How great would it be at that point where you could get your updates straight from Google and always be able to get your eager hands on the latest/greatest.

Both measures will definitely help to decelerate the rate of the platform fragmentation. We have to see the face value of the proposition though.

The steps Google is about to take will make it easier for phone manufacturers and network carriers to upgrade the pre-installed Android software, which is great. An upgrade is still going to be a major undertaking for all the parties involved and there will still be a lot left behind after each major platform release.

There are other dimensions of the fragmentation such as multiple platform flavors, several screen resolutions, inadequate paid apps support worldwide, that are not going to be addressed by the outlined approach.

Slowing down the pace of platform development and externalizing non-core components are good but insufficient measures. To address the issue at its core Google needs to correlate and coordinate its technical effort with a sound marketing and sales strategy.

Kind regards,
Borys Burnayev
actioncomplete.com
GTD for Android and Web

Both measures will definitely help to decelerate the rate of the platform fragmentation. We have to see the face value of the proposition though.

The steps Google is about to take will make it easier for phone manufacturers and network carriers to upgrade the pre-installed Android software, which is great.

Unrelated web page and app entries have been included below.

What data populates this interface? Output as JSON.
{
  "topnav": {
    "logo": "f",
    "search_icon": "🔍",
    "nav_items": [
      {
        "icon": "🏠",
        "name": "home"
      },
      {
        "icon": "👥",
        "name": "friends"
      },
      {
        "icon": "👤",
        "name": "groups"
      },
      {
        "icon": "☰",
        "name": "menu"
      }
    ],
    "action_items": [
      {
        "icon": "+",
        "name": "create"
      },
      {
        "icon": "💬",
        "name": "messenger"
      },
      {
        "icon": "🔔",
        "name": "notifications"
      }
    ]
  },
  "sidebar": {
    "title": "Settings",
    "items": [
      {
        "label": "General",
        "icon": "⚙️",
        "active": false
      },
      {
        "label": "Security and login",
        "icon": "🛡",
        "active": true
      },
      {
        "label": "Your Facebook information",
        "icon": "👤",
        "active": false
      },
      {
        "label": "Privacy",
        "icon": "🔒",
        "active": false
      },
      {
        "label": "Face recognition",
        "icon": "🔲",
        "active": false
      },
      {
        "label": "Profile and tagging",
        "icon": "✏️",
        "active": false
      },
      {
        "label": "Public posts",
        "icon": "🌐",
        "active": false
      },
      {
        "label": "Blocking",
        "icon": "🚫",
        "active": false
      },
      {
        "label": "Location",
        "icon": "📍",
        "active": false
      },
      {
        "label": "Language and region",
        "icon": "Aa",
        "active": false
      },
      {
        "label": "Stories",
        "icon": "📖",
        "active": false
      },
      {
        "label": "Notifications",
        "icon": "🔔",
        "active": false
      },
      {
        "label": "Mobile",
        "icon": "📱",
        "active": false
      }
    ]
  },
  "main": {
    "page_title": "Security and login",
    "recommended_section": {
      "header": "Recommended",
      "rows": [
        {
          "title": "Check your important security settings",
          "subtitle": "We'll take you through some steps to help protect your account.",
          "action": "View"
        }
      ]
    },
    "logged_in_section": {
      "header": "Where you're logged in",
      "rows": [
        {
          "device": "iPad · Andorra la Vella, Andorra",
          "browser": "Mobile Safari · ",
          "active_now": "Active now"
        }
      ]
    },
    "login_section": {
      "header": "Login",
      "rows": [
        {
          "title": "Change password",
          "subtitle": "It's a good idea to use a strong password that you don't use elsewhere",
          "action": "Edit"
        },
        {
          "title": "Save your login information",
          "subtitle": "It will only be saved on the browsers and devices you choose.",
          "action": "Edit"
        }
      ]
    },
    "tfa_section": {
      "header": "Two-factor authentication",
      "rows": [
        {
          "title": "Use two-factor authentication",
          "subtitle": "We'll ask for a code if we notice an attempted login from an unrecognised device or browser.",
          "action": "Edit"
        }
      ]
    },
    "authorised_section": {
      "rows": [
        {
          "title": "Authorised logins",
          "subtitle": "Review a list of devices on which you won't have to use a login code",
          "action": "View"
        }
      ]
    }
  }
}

An upgrade is still going to be a major undertaking for all the parties involved and there will still be a lot left behind after each major platform release.

There are other dimensions of the fragmentation such as multiple platform flavors, several screen resolutions, inadequate paid apps support worldwide, that are not going to be addressed by the outlined approach.

Slowing down the pace of platform development and externalizing non-core components are good but insufficient measures. To address the issue at its core Google needs to correlate and coordinate its technical effort with a sound marketing and sales strategy.

Kind regards,
Borys Burnayev
actioncomplete.com
GTD for Android and Web

Now they just need need to make htc, moto, dell, sony, etc. put blur, sense, etc. on the market and upgrades will be nexus one style.

Both measures will definitely help to decelerate the rate of the platform fragmentation. We have to see the face value of the proposition though.

The steps Google is about to take will make it easier for phone manufacturers and network carriers to upgrade the pre-installed Android software, which is great. An upgrade is still going to be a major undertaking for all the parties involved and there will still be a lot left behind after each major platform release.

There are other dimensions of the fragmentation such as multiple platform flavors, several screen resolutions, inadequate paid apps support worldwide, that are not going to be addressed by the outlined approach.

Slowing down the pace of platform development and externalizing non-core components are good but insufficient measures. To address the issue at its core Google needs to correlate and coordinate its technical effort with a sound marketing and sales strategy.

Kind regards,
Borys Burnayev
actioncomplete.com
GTD for Android and Web

All I can say is it's about time. This is the one major area that Google is still lagging behind Apple in. I know all the blame doesn't fall on them, but the communication with customers has been pretty horrible.